EXERCISE:
I'd like the entries repeated exactly, pictures omitted.

_ _ _ _

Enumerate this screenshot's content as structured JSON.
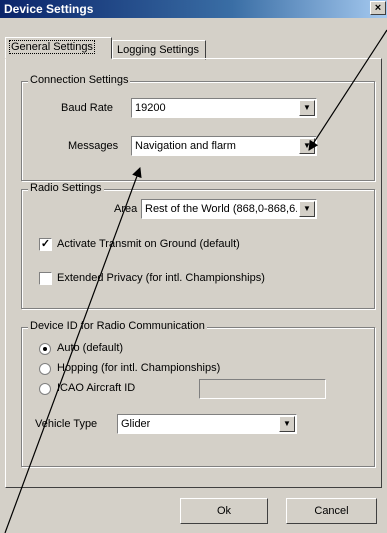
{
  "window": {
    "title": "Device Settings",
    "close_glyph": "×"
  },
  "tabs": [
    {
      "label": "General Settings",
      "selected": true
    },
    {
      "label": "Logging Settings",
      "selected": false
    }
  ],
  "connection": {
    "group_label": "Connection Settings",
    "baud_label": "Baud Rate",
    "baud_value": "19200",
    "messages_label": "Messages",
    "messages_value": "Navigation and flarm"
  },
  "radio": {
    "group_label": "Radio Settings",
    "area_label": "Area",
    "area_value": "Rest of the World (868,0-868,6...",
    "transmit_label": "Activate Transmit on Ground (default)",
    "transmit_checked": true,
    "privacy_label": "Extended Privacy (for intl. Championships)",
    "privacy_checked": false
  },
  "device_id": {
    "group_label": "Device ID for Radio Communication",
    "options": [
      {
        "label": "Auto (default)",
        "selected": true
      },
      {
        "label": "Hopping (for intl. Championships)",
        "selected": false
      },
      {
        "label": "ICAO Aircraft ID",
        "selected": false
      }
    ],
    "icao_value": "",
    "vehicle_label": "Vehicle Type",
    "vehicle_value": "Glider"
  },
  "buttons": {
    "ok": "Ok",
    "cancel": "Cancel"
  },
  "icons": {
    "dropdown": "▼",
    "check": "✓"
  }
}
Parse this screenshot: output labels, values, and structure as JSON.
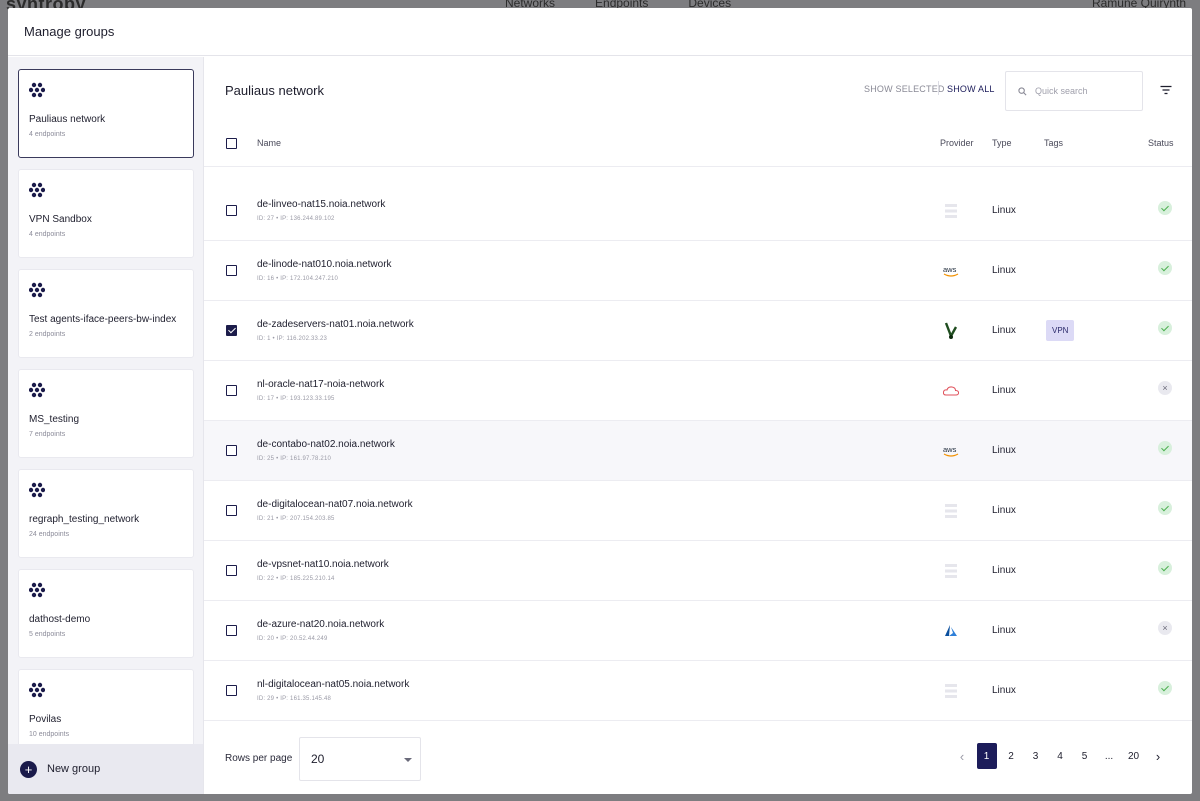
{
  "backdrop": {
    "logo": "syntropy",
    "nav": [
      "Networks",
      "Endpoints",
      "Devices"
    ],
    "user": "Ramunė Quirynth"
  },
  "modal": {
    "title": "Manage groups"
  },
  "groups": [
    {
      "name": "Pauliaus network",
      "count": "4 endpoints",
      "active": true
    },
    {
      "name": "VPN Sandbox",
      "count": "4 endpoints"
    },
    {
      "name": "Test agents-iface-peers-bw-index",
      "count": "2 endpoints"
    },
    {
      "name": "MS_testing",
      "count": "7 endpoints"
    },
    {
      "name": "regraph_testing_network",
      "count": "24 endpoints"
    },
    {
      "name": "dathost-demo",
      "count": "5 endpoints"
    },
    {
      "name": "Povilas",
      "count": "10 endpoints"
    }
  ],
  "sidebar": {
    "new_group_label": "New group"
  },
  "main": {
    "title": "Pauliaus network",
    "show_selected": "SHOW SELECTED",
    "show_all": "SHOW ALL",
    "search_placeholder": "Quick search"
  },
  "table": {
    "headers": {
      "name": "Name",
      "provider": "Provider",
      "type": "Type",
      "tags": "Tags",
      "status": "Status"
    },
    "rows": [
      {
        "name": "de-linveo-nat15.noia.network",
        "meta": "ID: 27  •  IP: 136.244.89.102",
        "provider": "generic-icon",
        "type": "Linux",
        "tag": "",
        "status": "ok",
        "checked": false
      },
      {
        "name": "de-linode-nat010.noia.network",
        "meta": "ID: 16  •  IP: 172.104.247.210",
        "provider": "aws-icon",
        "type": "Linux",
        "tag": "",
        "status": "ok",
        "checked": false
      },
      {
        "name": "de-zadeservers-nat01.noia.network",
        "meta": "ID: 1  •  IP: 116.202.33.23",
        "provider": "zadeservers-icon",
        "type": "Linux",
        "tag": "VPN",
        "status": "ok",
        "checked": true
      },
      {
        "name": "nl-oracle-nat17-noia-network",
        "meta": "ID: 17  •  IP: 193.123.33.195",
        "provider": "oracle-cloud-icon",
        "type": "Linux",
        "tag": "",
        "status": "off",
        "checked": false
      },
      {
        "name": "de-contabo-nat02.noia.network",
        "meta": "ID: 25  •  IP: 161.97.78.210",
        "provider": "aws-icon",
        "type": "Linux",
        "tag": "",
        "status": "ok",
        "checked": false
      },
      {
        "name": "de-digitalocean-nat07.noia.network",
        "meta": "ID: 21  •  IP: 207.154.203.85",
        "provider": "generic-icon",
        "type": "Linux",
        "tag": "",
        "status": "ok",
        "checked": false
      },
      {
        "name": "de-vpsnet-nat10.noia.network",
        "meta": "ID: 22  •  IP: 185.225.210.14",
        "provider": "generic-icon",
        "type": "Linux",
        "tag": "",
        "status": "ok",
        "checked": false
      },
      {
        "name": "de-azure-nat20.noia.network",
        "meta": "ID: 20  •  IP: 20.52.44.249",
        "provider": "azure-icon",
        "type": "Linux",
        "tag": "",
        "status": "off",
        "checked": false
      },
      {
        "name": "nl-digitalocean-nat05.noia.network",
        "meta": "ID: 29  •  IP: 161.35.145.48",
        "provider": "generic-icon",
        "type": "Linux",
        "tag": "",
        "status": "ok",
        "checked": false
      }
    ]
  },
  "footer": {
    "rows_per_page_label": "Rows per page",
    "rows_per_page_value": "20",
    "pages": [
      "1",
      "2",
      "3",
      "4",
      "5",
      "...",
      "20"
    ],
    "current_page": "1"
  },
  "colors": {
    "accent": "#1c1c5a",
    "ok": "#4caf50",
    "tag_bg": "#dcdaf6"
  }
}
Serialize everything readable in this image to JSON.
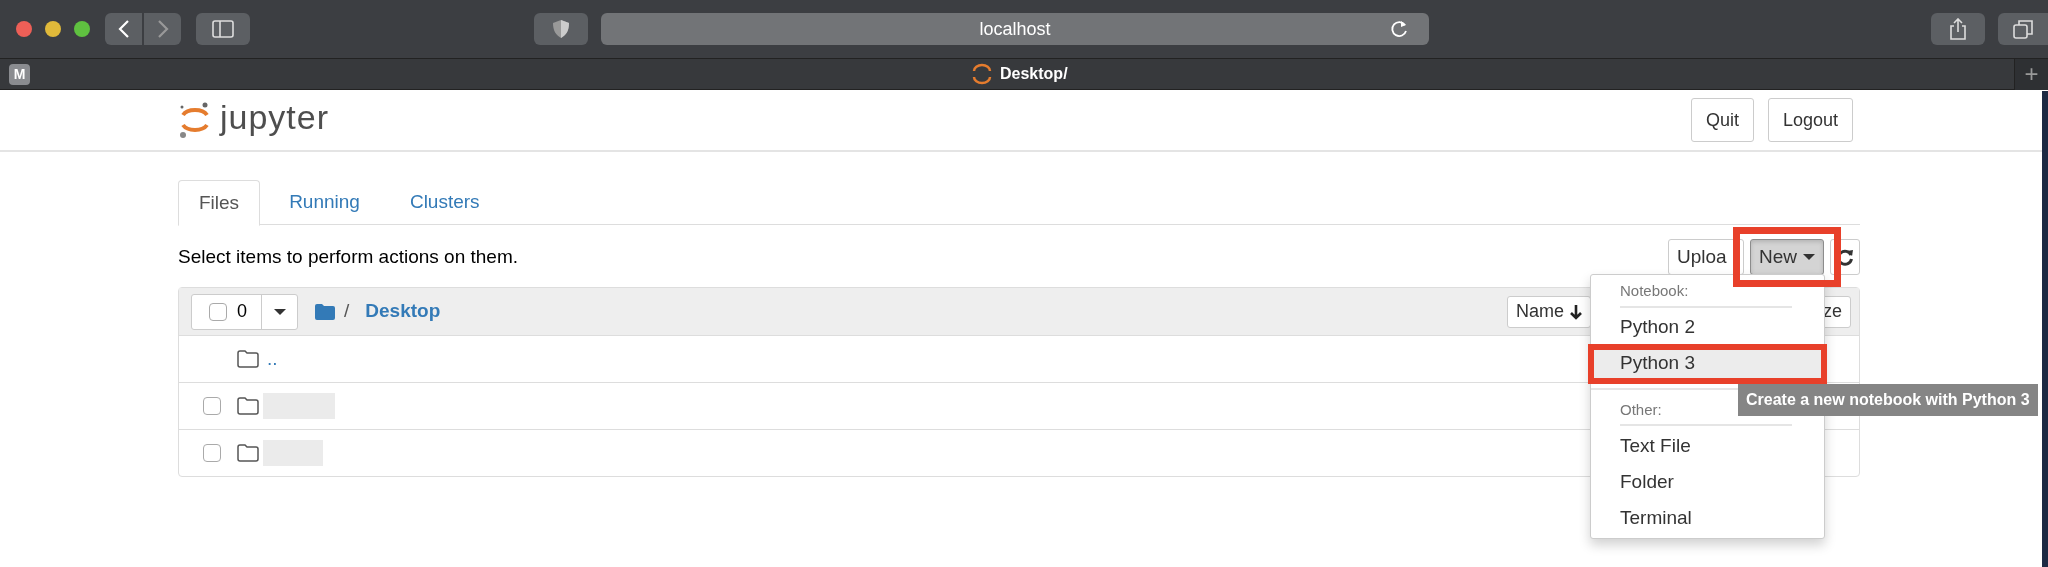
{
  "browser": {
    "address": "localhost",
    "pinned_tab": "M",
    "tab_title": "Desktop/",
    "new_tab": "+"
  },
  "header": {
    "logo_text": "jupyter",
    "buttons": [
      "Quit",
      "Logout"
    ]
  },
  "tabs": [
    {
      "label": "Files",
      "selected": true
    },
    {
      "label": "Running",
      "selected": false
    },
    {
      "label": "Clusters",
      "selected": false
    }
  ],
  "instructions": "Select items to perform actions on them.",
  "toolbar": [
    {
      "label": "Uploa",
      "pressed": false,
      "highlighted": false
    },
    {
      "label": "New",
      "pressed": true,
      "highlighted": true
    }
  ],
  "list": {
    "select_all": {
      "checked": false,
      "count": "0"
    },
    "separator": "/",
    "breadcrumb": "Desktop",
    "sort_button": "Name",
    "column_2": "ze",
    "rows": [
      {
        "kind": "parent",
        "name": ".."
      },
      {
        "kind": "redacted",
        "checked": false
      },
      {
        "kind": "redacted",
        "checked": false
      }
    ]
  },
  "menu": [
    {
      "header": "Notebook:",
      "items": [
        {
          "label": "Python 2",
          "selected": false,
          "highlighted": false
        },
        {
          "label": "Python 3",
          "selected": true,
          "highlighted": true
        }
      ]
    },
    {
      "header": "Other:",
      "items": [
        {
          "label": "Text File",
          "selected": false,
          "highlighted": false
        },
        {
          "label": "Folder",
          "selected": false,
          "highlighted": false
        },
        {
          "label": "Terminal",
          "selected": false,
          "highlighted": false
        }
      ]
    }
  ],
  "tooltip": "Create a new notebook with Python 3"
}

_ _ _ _

COMPLETED TASK:
Enumerate this screenshot's content as structured JSON.
{
  "window": {
    "title": "Device Settings",
    "close_glyph": "×"
  },
  "tabs": [
    {
      "label": "General Settings",
      "selected": true
    },
    {
      "label": "Logging Settings",
      "selected": false
    }
  ],
  "connection": {
    "group_label": "Connection Settings",
    "baud_label": "Baud Rate",
    "baud_value": "19200",
    "messages_label": "Messages",
    "messages_value": "Navigation and flarm"
  },
  "radio": {
    "group_label": "Radio Settings",
    "area_label": "Area",
    "area_value": "Rest of the World (868,0-868,6...",
    "transmit_label": "Activate Transmit on Ground (default)",
    "transmit_checked": true,
    "privacy_label": "Extended Privacy (for intl. Championships)",
    "privacy_checked": false
  },
  "device_id": {
    "group_label": "Device ID for Radio Communication",
    "options": [
      {
        "label": "Auto (default)",
        "selected": true
      },
      {
        "label": "Hopping (for intl. Championships)",
        "selected": false
      },
      {
        "label": "ICAO Aircraft ID",
        "selected": false
      }
    ],
    "icao_value": "",
    "vehicle_label": "Vehicle Type",
    "vehicle_value": "Glider"
  },
  "buttons": {
    "ok": "Ok",
    "cancel": "Cancel"
  },
  "icons": {
    "dropdown": "▼",
    "check": "✓"
  }
}
Parse this screenshot: output labels, values, and structure as JSON.
{
  "backdrop": {
    "logo": "syntropy",
    "nav": [
      "Networks",
      "Endpoints",
      "Devices"
    ],
    "user": "Ramunė Quirynth"
  },
  "modal": {
    "title": "Manage groups"
  },
  "groups": [
    {
      "name": "Pauliaus network",
      "count": "4 endpoints",
      "active": true
    },
    {
      "name": "VPN Sandbox",
      "count": "4 endpoints"
    },
    {
      "name": "Test agents-iface-peers-bw-index",
      "count": "2 endpoints"
    },
    {
      "name": "MS_testing",
      "count": "7 endpoints"
    },
    {
      "name": "regraph_testing_network",
      "count": "24 endpoints"
    },
    {
      "name": "dathost-demo",
      "count": "5 endpoints"
    },
    {
      "name": "Povilas",
      "count": "10 endpoints"
    }
  ],
  "sidebar": {
    "new_group_label": "New group"
  },
  "main": {
    "title": "Pauliaus network",
    "show_selected": "SHOW SELECTED",
    "show_all": "SHOW ALL",
    "search_placeholder": "Quick search"
  },
  "table": {
    "headers": {
      "name": "Name",
      "provider": "Provider",
      "type": "Type",
      "tags": "Tags",
      "status": "Status"
    },
    "rows": [
      {
        "name": "de-linveo-nat15.noia.network",
        "meta": "ID: 27  •  IP: 136.244.89.102",
        "provider": "generic-icon",
        "type": "Linux",
        "tag": "",
        "status": "ok",
        "checked": false
      },
      {
        "name": "de-linode-nat010.noia.network",
        "meta": "ID: 16  •  IP: 172.104.247.210",
        "provider": "aws-icon",
        "type": "Linux",
        "tag": "",
        "status": "ok",
        "checked": false
      },
      {
        "name": "de-zadeservers-nat01.noia.network",
        "meta": "ID: 1  •  IP: 116.202.33.23",
        "provider": "zadeservers-icon",
        "type": "Linux",
        "tag": "VPN",
        "status": "ok",
        "checked": true
      },
      {
        "name": "nl-oracle-nat17-noia-network",
        "meta": "ID: 17  •  IP: 193.123.33.195",
        "provider": "oracle-cloud-icon",
        "type": "Linux",
        "tag": "",
        "status": "off",
        "checked": false
      },
      {
        "name": "de-contabo-nat02.noia.network",
        "meta": "ID: 25  •  IP: 161.97.78.210",
        "provider": "aws-icon",
        "type": "Linux",
        "tag": "",
        "status": "ok",
        "checked": false
      },
      {
        "name": "de-digitalocean-nat07.noia.network",
        "meta": "ID: 21  •  IP: 207.154.203.85",
        "provider": "generic-icon",
        "type": "Linux",
        "tag": "",
        "status": "ok",
        "checked": false
      },
      {
        "name": "de-vpsnet-nat10.noia.network",
        "meta": "ID: 22  •  IP: 185.225.210.14",
        "provider": "generic-icon",
        "type": "Linux",
        "tag": "",
        "status": "ok",
        "checked": false
      },
      {
        "name": "de-azure-nat20.noia.network",
        "meta": "ID: 20  •  IP: 20.52.44.249",
        "provider": "azure-icon",
        "type": "Linux",
        "tag": "",
        "status": "off",
        "checked": false
      },
      {
        "name": "nl-digitalocean-nat05.noia.network",
        "meta": "ID: 29  •  IP: 161.35.145.48",
        "provider": "generic-icon",
        "type": "Linux",
        "tag": "",
        "status": "ok",
        "checked": false
      }
    ]
  },
  "footer": {
    "rows_per_page_label": "Rows per page",
    "rows_per_page_value": "20",
    "pages": [
      "1",
      "2",
      "3",
      "4",
      "5",
      "...",
      "20"
    ],
    "current_page": "1"
  },
  "colors": {
    "accent": "#1c1c5a",
    "ok": "#4caf50",
    "tag_bg": "#dcdaf6"
  }
}
Serialize everything readable in this image to JSON.
{
  "browser": {
    "address": "localhost",
    "pinned_tab": "M",
    "tab_title": "Desktop/",
    "new_tab": "+"
  },
  "header": {
    "logo_text": "jupyter",
    "buttons": [
      "Quit",
      "Logout"
    ]
  },
  "tabs": [
    {
      "label": "Files",
      "selected": true
    },
    {
      "label": "Running",
      "selected": false
    },
    {
      "label": "Clusters",
      "selected": false
    }
  ],
  "instructions": "Select items to perform actions on them.",
  "toolbar": [
    {
      "label": "Uploa",
      "pressed": false,
      "highlighted": false
    },
    {
      "label": "New",
      "pressed": true,
      "highlighted": true
    }
  ],
  "list": {
    "select_all": {
      "checked": false,
      "count": "0"
    },
    "separator": "/",
    "breadcrumb": "Desktop",
    "sort_button": "Name",
    "column_2": "ze",
    "rows": [
      {
        "kind": "parent",
        "name": ".."
      },
      {
        "kind": "redacted",
        "checked": false
      },
      {
        "kind": "redacted",
        "checked": false
      }
    ]
  },
  "menu": [
    {
      "header": "Notebook:",
      "items": [
        {
          "label": "Python 2",
          "selected": false,
          "highlighted": false
        },
        {
          "label": "Python 3",
          "selected": true,
          "highlighted": true
        }
      ]
    },
    {
      "header": "Other:",
      "items": [
        {
          "label": "Text File",
          "selected": false,
          "highlighted": false
        },
        {
          "label": "Folder",
          "selected": false,
          "highlighted": false
        },
        {
          "label": "Terminal",
          "selected": false,
          "highlighted": false
        }
      ]
    }
  ],
  "tooltip": "Create a new notebook with Python 3"
}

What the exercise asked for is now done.